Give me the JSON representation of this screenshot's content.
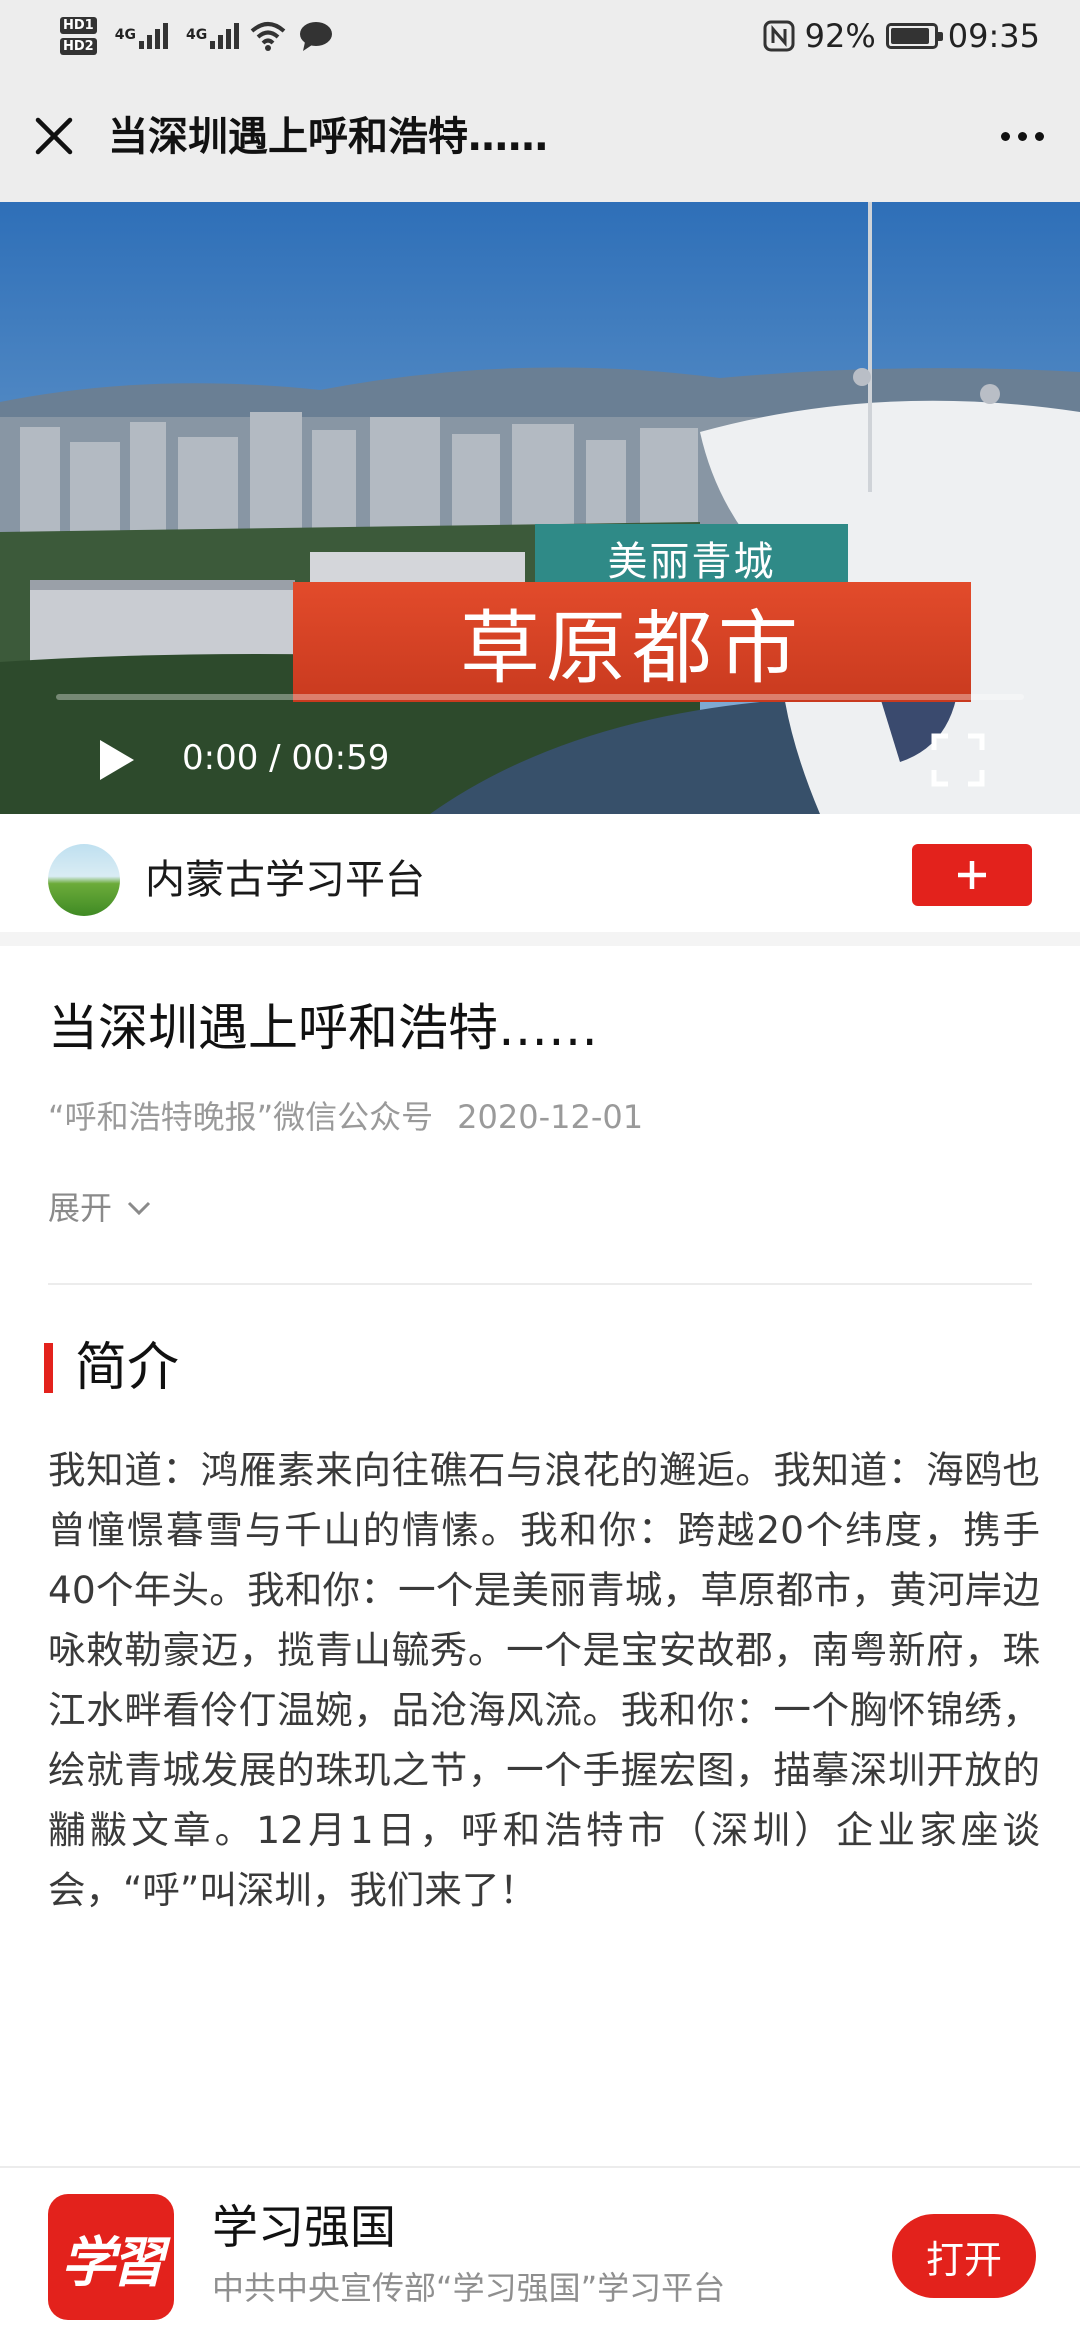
{
  "status_bar": {
    "hd1": "HD1",
    "hd2": "HD2",
    "net1": "4G",
    "net2": "4G",
    "battery_percent": "92%",
    "battery_level": 0.92,
    "time": "09:35",
    "icons": [
      "hd-icon",
      "signal-icon",
      "wifi-icon",
      "chat-icon",
      "nfc-icon",
      "battery-icon"
    ]
  },
  "header": {
    "title": "当深圳遇上呼和浩特……",
    "close_icon": "close-icon",
    "more_icon": "more-icon"
  },
  "video": {
    "banner_small": "美丽青城",
    "banner_large": "草原都市",
    "time_display": "0:00 / 00:59",
    "progress": 0.0,
    "controls": [
      "play-icon",
      "fullscreen-icon"
    ]
  },
  "publisher": {
    "name": "内蒙古学习平台",
    "follow_icon": "plus-icon"
  },
  "article": {
    "title": "当深圳遇上呼和浩特……",
    "source": "“呼和浩特晚报”微信公众号",
    "date": "2020-12-01",
    "expand_label": "展开",
    "section_title": "简介",
    "intro": "我知道：鸿雁素来向往礁石与浪花的邂逅。我知道：海鸥也曾憧憬暮雪与千山的情愫。我和你：跨越20个纬度，携手40个年头。我和你：一个是美丽青城，草原都市，黄河岸边咏敕勒豪迈，揽青山毓秀。一个是宝安故郡，南粤新府，珠江水畔看伶仃温婉，品沧海风流。我和你：一个胸怀锦绣，绘就青城发展的珠玑之节，一个手握宏图，描摹深圳开放的黼黻文章。12月1日，呼和浩特市（深圳）企业家座谈会，“呼”叫深圳，我们来了！"
  },
  "app_bar": {
    "logo_text": "学習",
    "name": "学习强国",
    "description": "中共中央宣传部“学习强国”学习平台",
    "open_label": "打开"
  },
  "colors": {
    "accent_red": "#e3221c",
    "bar_gray": "#ededed",
    "banner_teal": "#2f8a87"
  }
}
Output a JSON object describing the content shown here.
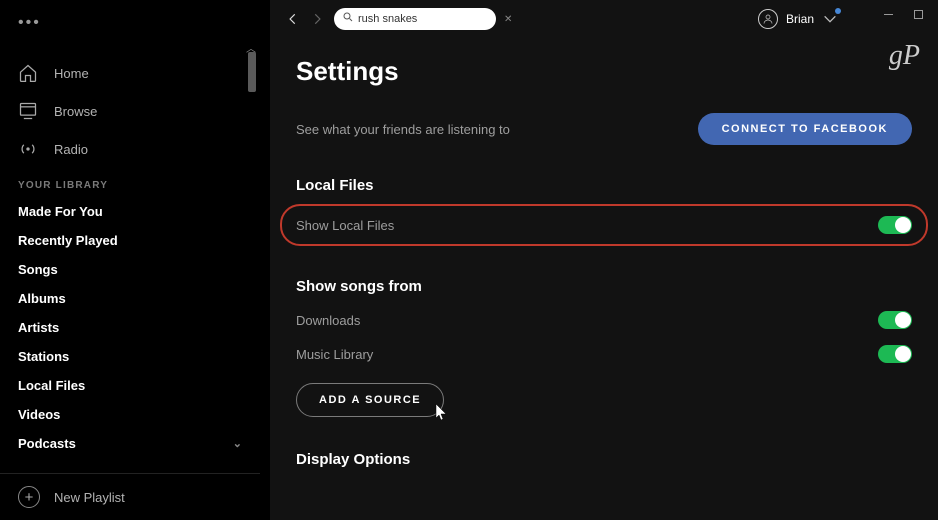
{
  "topbar": {
    "search_value": "rush snakes",
    "user_name": "Brian"
  },
  "sidebar": {
    "nav": [
      {
        "label": "Home"
      },
      {
        "label": "Browse"
      },
      {
        "label": "Radio"
      }
    ],
    "library_heading": "YOUR LIBRARY",
    "library": [
      "Made For You",
      "Recently Played",
      "Songs",
      "Albums",
      "Artists",
      "Stations",
      "Local Files",
      "Videos",
      "Podcasts"
    ],
    "new_playlist": "New Playlist"
  },
  "main": {
    "title": "Settings",
    "friends_text": "See what your friends are listening to",
    "facebook_button": "CONNECT TO FACEBOOK",
    "local_files_heading": "Local Files",
    "show_local_files": "Show Local Files",
    "show_songs_heading": "Show songs from",
    "sources": [
      "Downloads",
      "Music Library"
    ],
    "add_source": "ADD A SOURCE",
    "display_options_heading": "Display Options"
  },
  "watermark": "gP"
}
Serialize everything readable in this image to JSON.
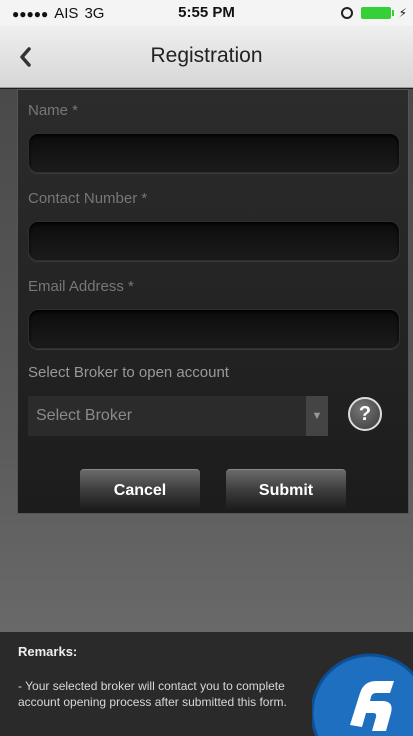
{
  "status_bar": {
    "carrier": "AIS",
    "network": "3G",
    "time": "5:55 PM"
  },
  "nav": {
    "back_label": "<",
    "title": "Registration"
  },
  "form": {
    "name_label": "Name *",
    "name_value": "",
    "contact_label": "Contact Number *",
    "contact_value": "",
    "email_label": "Email Address *",
    "email_value": "",
    "broker_label": "Select Broker to open account",
    "broker_selected": "Select Broker",
    "help_label": "?",
    "cancel_label": "Cancel",
    "submit_label": "Submit"
  },
  "remarks": {
    "title": "Remarks:",
    "text": "- Your selected broker will contact you to complete account opening process after submitted this form."
  },
  "colors": {
    "battery": "#35d038",
    "logo_blue": "#1f6fc0"
  },
  "icons": [
    "back-chevron-icon",
    "orientation-lock-icon",
    "battery-icon",
    "help-icon",
    "dropdown-arrow-icon",
    "broker-logo"
  ]
}
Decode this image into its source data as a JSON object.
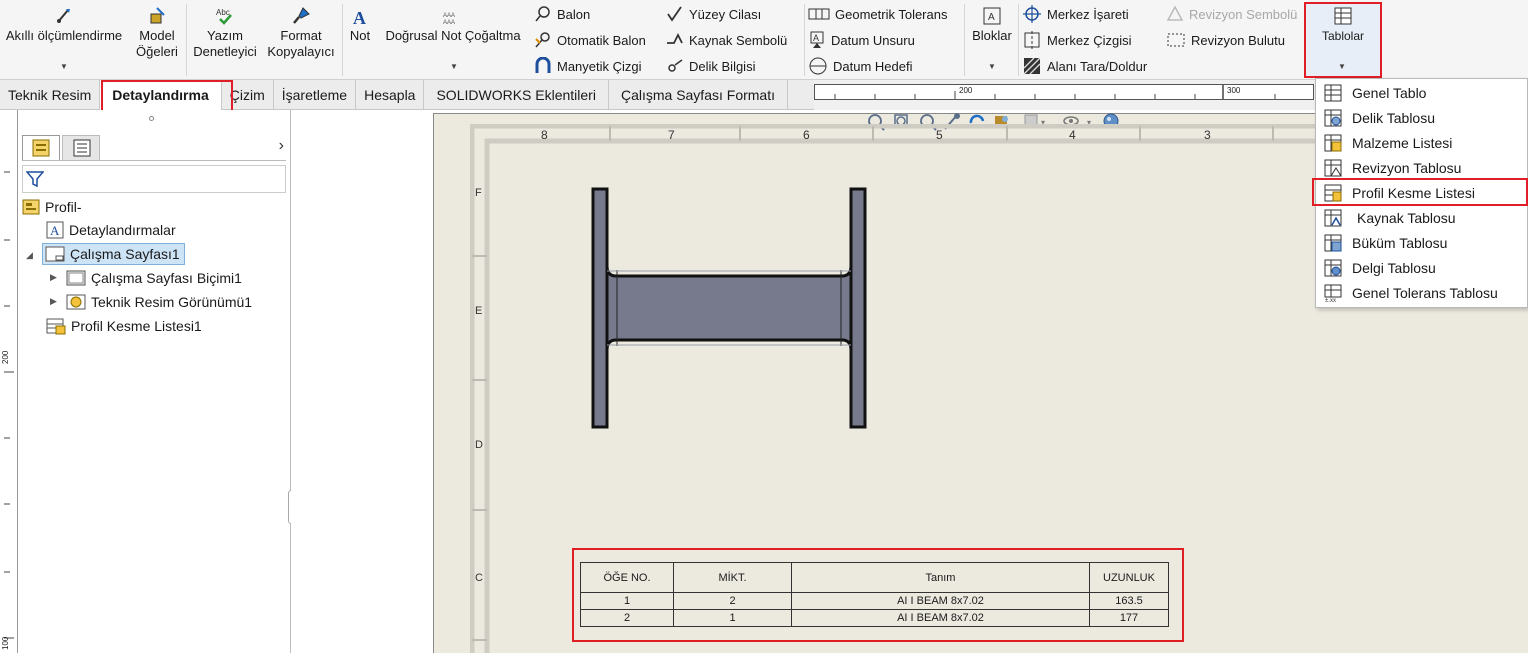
{
  "ribbon": {
    "smart_dimension": "Akıllı ölçümlendirme",
    "model_items": [
      "Model",
      "Öğeleri"
    ],
    "spell_checker": [
      "Yazım",
      "Denetleyici"
    ],
    "format_painter": [
      "Format",
      "Kopyalayıcı"
    ],
    "note": "Not",
    "linear_note": "Doğrusal Not Çoğaltma",
    "balloon": "Balon",
    "auto_balloon": "Otomatik Balon",
    "magnetic_line": "Manyetik Çizgi",
    "surface_finish": "Yüzey Cilası",
    "weld_symbol": "Kaynak Sembolü",
    "hole_callout": "Delik Bilgisi",
    "geometric_tolerance": "Geometrik Tolerans",
    "datum_feature": "Datum Unsuru",
    "datum_target": "Datum Hedefi",
    "blocks": "Bloklar",
    "center_mark": "Merkez İşareti",
    "centerline": "Merkez Çizgisi",
    "area_hatch": "Alanı Tara/Doldur",
    "revision_symbol": "Revizyon Sembolü",
    "revision_cloud": "Revizyon Bulutu",
    "tables": "Tablolar"
  },
  "tabs": [
    "Teknik Resim",
    "Detaylandırma",
    "Çizim",
    "İşaretleme",
    "Hesapla",
    "SOLIDWORKS Eklentileri",
    "Çalışma Sayfası Formatı"
  ],
  "ruler": {
    "top_labels": [
      "200",
      "300"
    ],
    "left_labels": [
      "200",
      "100"
    ]
  },
  "tree": {
    "root": "Profil-",
    "annotations": "Detaylandırmalar",
    "sheet": "Çalışma Sayfası1",
    "sheet_format": "Çalışma Sayfası Biçimi1",
    "drawing_view": "Teknik Resim Görünümü1",
    "cut_list": "Profil Kesme Listesi1"
  },
  "sheet": {
    "zone_numbers": [
      "8",
      "7",
      "6",
      "5",
      "4",
      "3"
    ],
    "zone_letters": [
      "F",
      "E",
      "D",
      "C"
    ]
  },
  "bom": {
    "headers": [
      "ÖĞE NO.",
      "MİKT.",
      "Tanım",
      "UZUNLUK"
    ],
    "rows": [
      [
        "1",
        "2",
        "AI I BEAM 8x7.02",
        "163.5"
      ],
      [
        "2",
        "1",
        "AI I BEAM 8x7.02",
        "177"
      ]
    ]
  },
  "menu": {
    "items": [
      "Genel Tablo",
      "Delik Tablosu",
      "Malzeme Listesi",
      "Revizyon Tablosu",
      "Profil Kesme Listesi",
      "Kaynak Tablosu",
      "Büküm Tablosu",
      "Delgi Tablosu",
      "Genel Tolerans Tablosu"
    ],
    "highlighted": "Profil Kesme Listesi"
  },
  "colors": {
    "highlight": "#e01e26",
    "sheet_bg": "#ece9df",
    "beam": "#777a8c"
  }
}
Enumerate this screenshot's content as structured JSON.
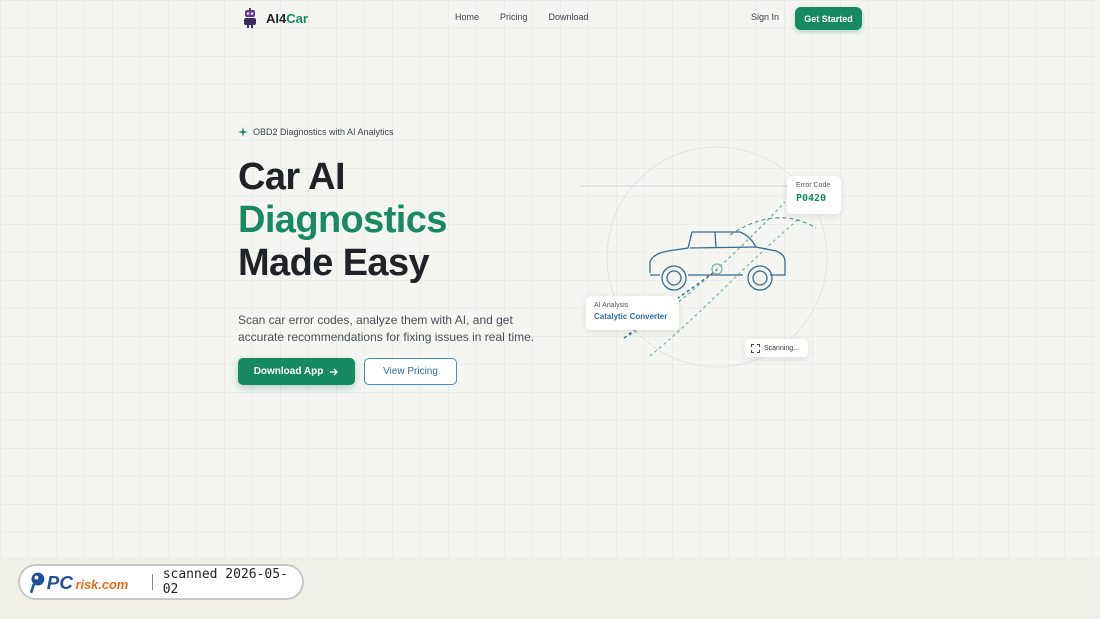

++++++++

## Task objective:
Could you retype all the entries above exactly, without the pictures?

## Result of this exercise:
Give me the JSON representation of this screenshot's content.
{
  "status_bar": {
    "hd1": "HD1",
    "hd2": "HD2",
    "net1": "4G",
    "net2": "4G",
    "battery_percent": "92%",
    "battery_level": 0.92,
    "time": "09:35",
    "icons": [
      "hd-icon",
      "signal-icon",
      "wifi-icon",
      "chat-icon",
      "nfc-icon",
      "battery-icon"
    ]
  },
  "header": {
    "title": "当深圳遇上呼和浩特……",
    "close_icon": "close-icon",
    "more_icon": "more-icon"
  },
  "video": {
    "banner_small": "美丽青城",
    "banner_large": "草原都市",
    "time_display": "0:00 / 00:59",
    "progress": 0.0,
    "controls": [
      "play-icon",
      "fullscreen-icon"
    ]
  },
  "publisher": {
    "name": "内蒙古学习平台",
    "follow_icon": "plus-icon"
  },
  "article": {
    "title": "当深圳遇上呼和浩特……",
    "source": "“呼和浩特晚报”微信公众号",
    "date": "2020-12-01",
    "expand_label": "展开",
    "section_title": "简介",
    "intro": "我知道：鸿雁素来向往礁石与浪花的邂逅。我知道：海鸥也曾憧憬暮雪与千山的情愫。我和你：跨越20个纬度，携手40个年头。我和你：一个是美丽青城，草原都市，黄河岸边咏敕勒豪迈，揽青山毓秀。一个是宝安故郡，南粤新府，珠江水畔看伶仃温婉，品沧海风流。我和你：一个胸怀锦绣，绘就青城发展的珠玑之节，一个手握宏图，描摹深圳开放的黼黻文章。12月1日，呼和浩特市（深圳）企业家座谈会，“呼”叫深圳，我们来了！"
  },
  "app_bar": {
    "logo_text": "学習",
    "name": "学习强国",
    "description": "中共中央宣传部“学习强国”学习平台",
    "open_label": "打开"
  },
  "colors": {
    "accent_red": "#e3221c",
    "bar_gray": "#ededed",
    "banner_teal": "#2f8a87"
  }
}
Output a JSON object describing the content shown here.
{
  "topbar": {
    "search_value": "rush snakes",
    "user_name": "Brian"
  },
  "sidebar": {
    "nav": [
      {
        "label": "Home"
      },
      {
        "label": "Browse"
      },
      {
        "label": "Radio"
      }
    ],
    "library_heading": "YOUR LIBRARY",
    "library": [
      "Made For You",
      "Recently Played",
      "Songs",
      "Albums",
      "Artists",
      "Stations",
      "Local Files",
      "Videos",
      "Podcasts"
    ],
    "new_playlist": "New Playlist"
  },
  "main": {
    "title": "Settings",
    "friends_text": "See what your friends are listening to",
    "facebook_button": "CONNECT TO FACEBOOK",
    "local_files_heading": "Local Files",
    "show_local_files": "Show Local Files",
    "show_songs_heading": "Show songs from",
    "sources": [
      "Downloads",
      "Music Library"
    ],
    "add_source": "ADD A SOURCE",
    "display_options_heading": "Display Options"
  },
  "watermark": "gP"
}
Serialize everything readable in this image to JSON.
{
  "status_bar": {
    "carrier": "AIS",
    "network": "3G",
    "time": "5:55 PM"
  },
  "nav": {
    "back_label": "<",
    "title": "Registration"
  },
  "form": {
    "name_label": "Name *",
    "name_value": "",
    "contact_label": "Contact Number *",
    "contact_value": "",
    "email_label": "Email Address *",
    "email_value": "",
    "broker_label": "Select Broker to open account",
    "broker_selected": "Select Broker",
    "help_label": "?",
    "cancel_label": "Cancel",
    "submit_label": "Submit"
  },
  "remarks": {
    "title": "Remarks:",
    "text": "- Your selected broker will contact you to complete account opening process after submitted this form."
  },
  "colors": {
    "battery": "#35d038",
    "logo_blue": "#1f6fc0"
  },
  "icons": [
    "back-chevron-icon",
    "orientation-lock-icon",
    "battery-icon",
    "help-icon",
    "dropdown-arrow-icon",
    "broker-logo"
  ]
}
Decode this image into its source data as a JSON object.
{
  "ribbon": {
    "smart_dimension": "Akıllı ölçümlendirme",
    "model_items": [
      "Model",
      "Öğeleri"
    ],
    "spell_checker": [
      "Yazım",
      "Denetleyici"
    ],
    "format_painter": [
      "Format",
      "Kopyalayıcı"
    ],
    "note": "Not",
    "linear_note": "Doğrusal Not Çoğaltma",
    "balloon": "Balon",
    "auto_balloon": "Otomatik Balon",
    "magnetic_line": "Manyetik Çizgi",
    "surface_finish": "Yüzey Cilası",
    "weld_symbol": "Kaynak Sembolü",
    "hole_callout": "Delik Bilgisi",
    "geometric_tolerance": "Geometrik Tolerans",
    "datum_feature": "Datum Unsuru",
    "datum_target": "Datum Hedefi",
    "blocks": "Bloklar",
    "center_mark": "Merkez İşareti",
    "centerline": "Merkez Çizgisi",
    "area_hatch": "Alanı Tara/Doldur",
    "revision_symbol": "Revizyon Sembolü",
    "revision_cloud": "Revizyon Bulutu",
    "tables": "Tablolar"
  },
  "tabs": [
    "Teknik Resim",
    "Detaylandırma",
    "Çizim",
    "İşaretleme",
    "Hesapla",
    "SOLIDWORKS Eklentileri",
    "Çalışma Sayfası Formatı"
  ],
  "ruler": {
    "top_labels": [
      "200",
      "300"
    ],
    "left_labels": [
      "200",
      "100"
    ]
  },
  "tree": {
    "root": "Profil-",
    "annotations": "Detaylandırmalar",
    "sheet": "Çalışma Sayfası1",
    "sheet_format": "Çalışma Sayfası Biçimi1",
    "drawing_view": "Teknik Resim Görünümü1",
    "cut_list": "Profil Kesme Listesi1"
  },
  "sheet": {
    "zone_numbers": [
      "8",
      "7",
      "6",
      "5",
      "4",
      "3"
    ],
    "zone_letters": [
      "F",
      "E",
      "D",
      "C"
    ]
  },
  "bom": {
    "headers": [
      "ÖĞE NO.",
      "MİKT.",
      "Tanım",
      "UZUNLUK"
    ],
    "rows": [
      [
        "1",
        "2",
        "AI I BEAM 8x7.02",
        "163.5"
      ],
      [
        "2",
        "1",
        "AI I BEAM 8x7.02",
        "177"
      ]
    ]
  },
  "menu": {
    "items": [
      "Genel Tablo",
      "Delik Tablosu",
      "Malzeme Listesi",
      "Revizyon Tablosu",
      "Profil Kesme Listesi",
      "Kaynak Tablosu",
      "Büküm Tablosu",
      "Delgi Tablosu",
      "Genel Tolerans Tablosu"
    ],
    "highlighted": "Profil Kesme Listesi"
  },
  "colors": {
    "highlight": "#e01e26",
    "sheet_bg": "#ece9df",
    "beam": "#777a8c"
  }
}
Enumerate this screenshot's content as structured JSON.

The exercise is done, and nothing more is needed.